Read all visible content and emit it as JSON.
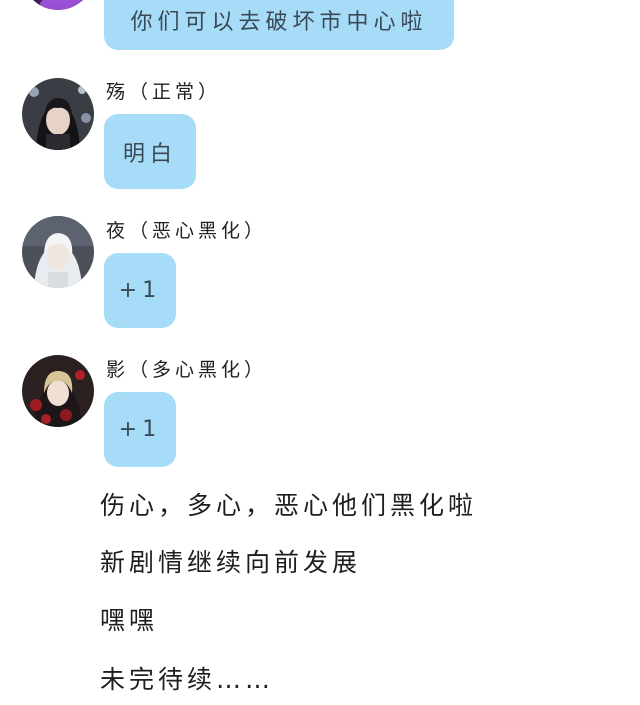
{
  "chat": {
    "top_message": {
      "text": "你们可以去破坏市中心啦"
    },
    "messages": [
      {
        "sender": "殇（正常）",
        "text": "明白",
        "avatar_icon": "dark-haired-character-avatar"
      },
      {
        "sender": "夜（恶心黑化）",
        "text": "+1",
        "avatar_icon": "white-haired-character-avatar"
      },
      {
        "sender": "影（多心黑化）",
        "text": "+1",
        "avatar_icon": "blonde-character-roses-avatar"
      }
    ],
    "bubble_color": "#a6dcf8"
  },
  "narration": {
    "lines": [
      "伤心，多心，恶心他们黑化啦",
      "新剧情继续向前发展",
      "嘿嘿",
      "未完待续……"
    ]
  }
}
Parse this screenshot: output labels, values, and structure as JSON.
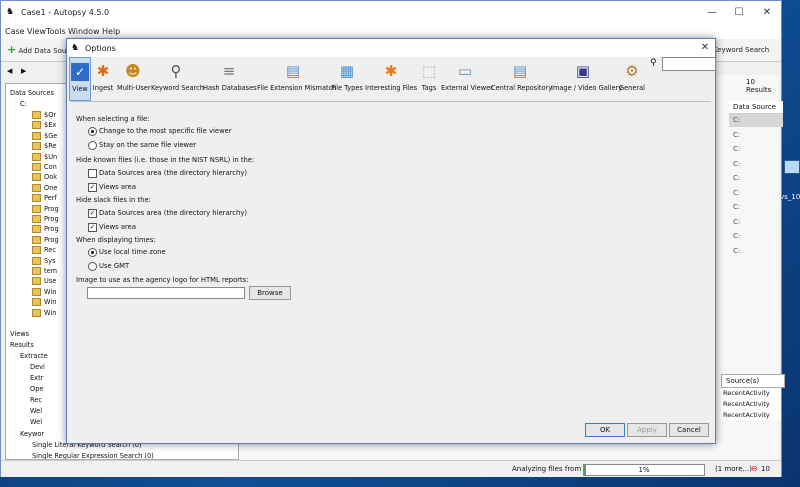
{
  "app": {
    "title": "Case1 - Autopsy 4.5.0",
    "menu": [
      "Case",
      "View",
      "Tools",
      "Window",
      "Help"
    ],
    "toolbar": {
      "add_data_source": "Add Data Sou",
      "keyword_search": "Keyword Search"
    },
    "results_count": "10   Results",
    "data_source_header": "Data Source",
    "data_source_rows": [
      "C:",
      "C:",
      "C:",
      "C:",
      "C:",
      "C:",
      "C:",
      "C:",
      "C:",
      "C:"
    ],
    "sources_header": "Source(s)",
    "sources_rows": [
      "RecentActivity",
      "RecentActivity",
      "RecentActivity"
    ]
  },
  "tree": {
    "root": "Data Sources",
    "drive": "C:",
    "items": [
      "$Or",
      "$Ex",
      "$Ge",
      "$Re",
      "$Un",
      "Con",
      "Ook",
      "One",
      "Perf",
      "Prog",
      "Prog",
      "Prog",
      "Prog",
      "Rec",
      "Sys",
      "tem",
      "Use",
      "Win",
      "Win",
      "Win"
    ],
    "views": "Views",
    "results": "Results",
    "extracted": "Extracte",
    "extracted_items": [
      "Devi",
      "Extr",
      "Ope",
      "Rec",
      "Wel",
      "Wel"
    ],
    "keyword": "Keywor",
    "keyword_items": [
      "Single Literal Keyword Search (0)",
      "Single Regular Expression Search (0)"
    ]
  },
  "status": {
    "analyzing": "Analyzing files from C:",
    "progress_label": "1%",
    "progress_value": 0.01,
    "more": "(1 more...)",
    "error_count": "10"
  },
  "desktop": {
    "icon_label": "vs_10_"
  },
  "dialog": {
    "title": "Options",
    "tabs": [
      {
        "label": "View",
        "icon": "view-check-icon",
        "active": true
      },
      {
        "label": "Ingest",
        "icon": "ingest-icon"
      },
      {
        "label": "Multi-User",
        "icon": "multi-user-icon"
      },
      {
        "label": "Keyword Search",
        "icon": "magnifier-icon"
      },
      {
        "label": "Hash Databases",
        "icon": "database-icon"
      },
      {
        "label": "File Extension Mismatch",
        "icon": "file-ext-icon"
      },
      {
        "label": "File Types",
        "icon": "file-type-icon"
      },
      {
        "label": "Interesting Files",
        "icon": "asterisk-icon"
      },
      {
        "label": "Tags",
        "icon": "tag-icon"
      },
      {
        "label": "External Viewer",
        "icon": "window-icon"
      },
      {
        "label": "Central Repository",
        "icon": "repository-icon"
      },
      {
        "label": "Image / Video Gallery",
        "icon": "gallery-icon"
      },
      {
        "label": "General",
        "icon": "tools-icon"
      }
    ],
    "view": {
      "selecting_label": "When selecting a file:",
      "opt_change": "Change to the most specific file viewer",
      "opt_stay": "Stay on the same file viewer",
      "hide_known_label": "Hide known files (i.e. those in the NIST NSRL) in the:",
      "known_ds": "Data Sources area (the directory hierarchy)",
      "known_views": "Views area",
      "hide_slack_label": "Hide slack files in the:",
      "slack_ds": "Data Sources area (the directory hierarchy)",
      "slack_views": "Views area",
      "times_label": "When displaying times:",
      "opt_local_tz": "Use local time zone",
      "opt_gmt": "Use GMT",
      "logo_label": "Image to use as the agency logo for HTML reports:",
      "logo_value": "",
      "browse": "Browse"
    },
    "ok": "OK",
    "apply": "Apply",
    "cancel": "Cancel"
  }
}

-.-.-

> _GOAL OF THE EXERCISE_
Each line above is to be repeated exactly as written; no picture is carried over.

> _TASK SOLUTION_
Read all visible content and emit it as JSON.
{
  "chat": {
    "top_message": {
      "text": "你们可以去破坏市中心啦"
    },
    "messages": [
      {
        "sender": "殇（正常）",
        "text": "明白",
        "avatar_icon": "dark-haired-character-avatar"
      },
      {
        "sender": "夜（恶心黑化）",
        "text": "+1",
        "avatar_icon": "white-haired-character-avatar"
      },
      {
        "sender": "影（多心黑化）",
        "text": "+1",
        "avatar_icon": "blonde-character-roses-avatar"
      }
    ],
    "bubble_color": "#a6dcf8"
  },
  "narration": {
    "lines": [
      "伤心，多心，恶心他们黑化啦",
      "新剧情继续向前发展",
      "嘿嘿",
      "未完待续……"
    ]
  }
}
Parse this screenshot: output labels, values, and structure as JSON.
{
  "app": {
    "title": "Case1 - Autopsy 4.5.0",
    "menu": [
      "Case",
      "View",
      "Tools",
      "Window",
      "Help"
    ],
    "toolbar": {
      "add_data_source": "Add Data Sou",
      "keyword_search": "Keyword Search"
    },
    "results_count": "10   Results",
    "data_source_header": "Data Source",
    "data_source_rows": [
      "C:",
      "C:",
      "C:",
      "C:",
      "C:",
      "C:",
      "C:",
      "C:",
      "C:",
      "C:"
    ],
    "sources_header": "Source(s)",
    "sources_rows": [
      "RecentActivity",
      "RecentActivity",
      "RecentActivity"
    ]
  },
  "tree": {
    "root": "Data Sources",
    "drive": "C:",
    "items": [
      "$Or",
      "$Ex",
      "$Ge",
      "$Re",
      "$Un",
      "Con",
      "Ook",
      "One",
      "Perf",
      "Prog",
      "Prog",
      "Prog",
      "Prog",
      "Rec",
      "Sys",
      "tem",
      "Use",
      "Win",
      "Win",
      "Win"
    ],
    "views": "Views",
    "results": "Results",
    "extracted": "Extracte",
    "extracted_items": [
      "Devi",
      "Extr",
      "Ope",
      "Rec",
      "Wel",
      "Wel"
    ],
    "keyword": "Keywor",
    "keyword_items": [
      "Single Literal Keyword Search (0)",
      "Single Regular Expression Search (0)"
    ]
  },
  "status": {
    "analyzing": "Analyzing files from C:",
    "progress_label": "1%",
    "progress_value": 0.01,
    "more": "(1 more...)",
    "error_count": "10"
  },
  "desktop": {
    "icon_label": "vs_10_"
  },
  "dialog": {
    "title": "Options",
    "tabs": [
      {
        "label": "View",
        "icon": "view-check-icon",
        "active": true
      },
      {
        "label": "Ingest",
        "icon": "ingest-icon"
      },
      {
        "label": "Multi-User",
        "icon": "multi-user-icon"
      },
      {
        "label": "Keyword Search",
        "icon": "magnifier-icon"
      },
      {
        "label": "Hash Databases",
        "icon": "database-icon"
      },
      {
        "label": "File Extension Mismatch",
        "icon": "file-ext-icon"
      },
      {
        "label": "File Types",
        "icon": "file-type-icon"
      },
      {
        "label": "Interesting Files",
        "icon": "asterisk-icon"
      },
      {
        "label": "Tags",
        "icon": "tag-icon"
      },
      {
        "label": "External Viewer",
        "icon": "window-icon"
      },
      {
        "label": "Central Repository",
        "icon": "repository-icon"
      },
      {
        "label": "Image / Video Gallery",
        "icon": "gallery-icon"
      },
      {
        "label": "General",
        "icon": "tools-icon"
      }
    ],
    "view": {
      "selecting_label": "When selecting a file:",
      "opt_change": "Change to the most specific file viewer",
      "opt_stay": "Stay on the same file viewer",
      "hide_known_label": "Hide known files (i.e. those in the NIST NSRL) in the:",
      "known_ds": "Data Sources area (the directory hierarchy)",
      "known_views": "Views area",
      "hide_slack_label": "Hide slack files in the:",
      "slack_ds": "Data Sources area (the directory hierarchy)",
      "slack_views": "Views area",
      "times_label": "When displaying times:",
      "opt_local_tz": "Use local time zone",
      "opt_gmt": "Use GMT",
      "logo_label": "Image to use as the agency logo for HTML reports:",
      "logo_value": "",
      "browse": "Browse"
    },
    "ok": "OK",
    "apply": "Apply",
    "cancel": "Cancel"
  }
}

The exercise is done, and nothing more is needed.